WORK TO COMPLETE
An exact repetition of the data below, without images, is the expected answer.

----- MATERIAL TO PROCESS

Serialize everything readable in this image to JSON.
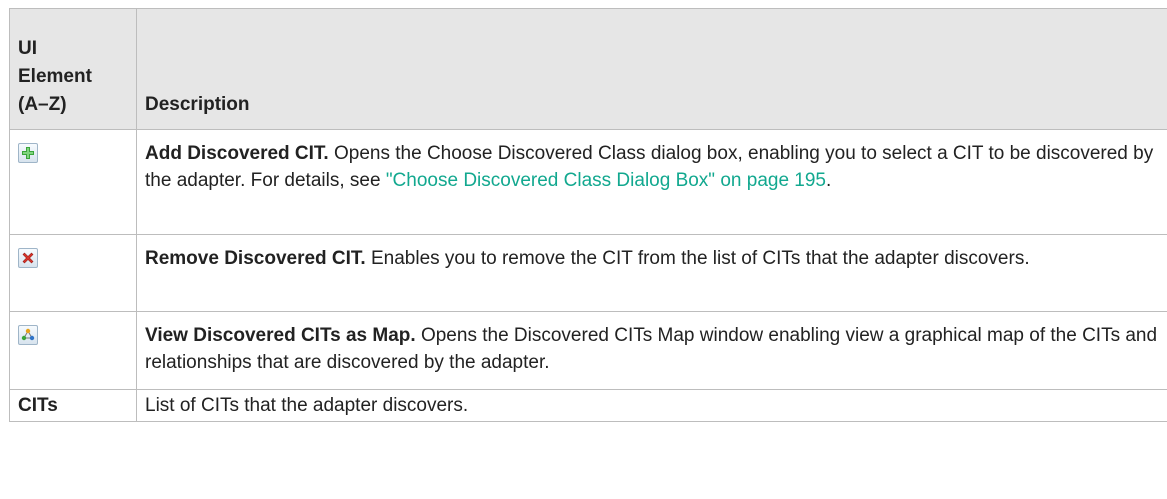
{
  "table": {
    "headers": {
      "element": "UI Element (A–Z)",
      "element_lines": [
        "UI",
        "Element",
        "(A–Z)"
      ],
      "description": "Description"
    },
    "rows": [
      {
        "element_icon": "add-plus-icon",
        "term": "Add Discovered CIT.",
        "text_before_link": " Opens the Choose Discovered Class dialog box, enabling you to select a CIT to be discovered by the adapter. For details, see ",
        "link": "\"Choose Discovered Class Dialog Box\" on page 195",
        "text_after_link": "."
      },
      {
        "element_icon": "remove-x-icon",
        "term": "Remove Discovered CIT.",
        "text": " Enables you to remove the CIT from the list of CITs that the adapter discovers."
      },
      {
        "element_icon": "map-view-icon",
        "term": "View Discovered CITs as Map.",
        "text": " Opens the Discovered CITs Map window enabling view a graphical map of the CITs and relationships that are discovered by the adapter."
      },
      {
        "element_label": "CITs",
        "text": "List of CITs that the adapter discovers."
      }
    ]
  },
  "colors": {
    "header_bg": "#e6e6e6",
    "border": "#bdbdbd",
    "link": "#12a88f",
    "plus_green": "#3aa53a",
    "x_red": "#d9342b"
  }
}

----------

ANSWER TO THIS TASK
Serialize everything readable in this image to JSON.
{
  "table": {
    "headers": {
      "element": "UI Element (A–Z)",
      "element_lines": [
        "UI",
        "Element",
        "(A–Z)"
      ],
      "description": "Description"
    },
    "rows": [
      {
        "element_icon": "add-plus-icon",
        "term": "Add Discovered CIT.",
        "text_before_link": " Opens the Choose Discovered Class dialog box, enabling you to select a CIT to be discovered by the adapter. For details, see ",
        "link": "\"Choose Discovered Class Dialog Box\" on page 195",
        "text_after_link": "."
      },
      {
        "element_icon": "remove-x-icon",
        "term": "Remove Discovered CIT.",
        "text": " Enables you to remove the CIT from the list of CITs that the adapter discovers."
      },
      {
        "element_icon": "map-view-icon",
        "term": "View Discovered CITs as Map.",
        "text": " Opens the Discovered CITs Map window enabling view a graphical map of the CITs and relationships that are discovered by the adapter."
      },
      {
        "element_label": "CITs",
        "text": "List of CITs that the adapter discovers."
      }
    ]
  },
  "colors": {
    "header_bg": "#e6e6e6",
    "border": "#bdbdbd",
    "link": "#12a88f",
    "plus_green": "#3aa53a",
    "x_red": "#d9342b"
  }
}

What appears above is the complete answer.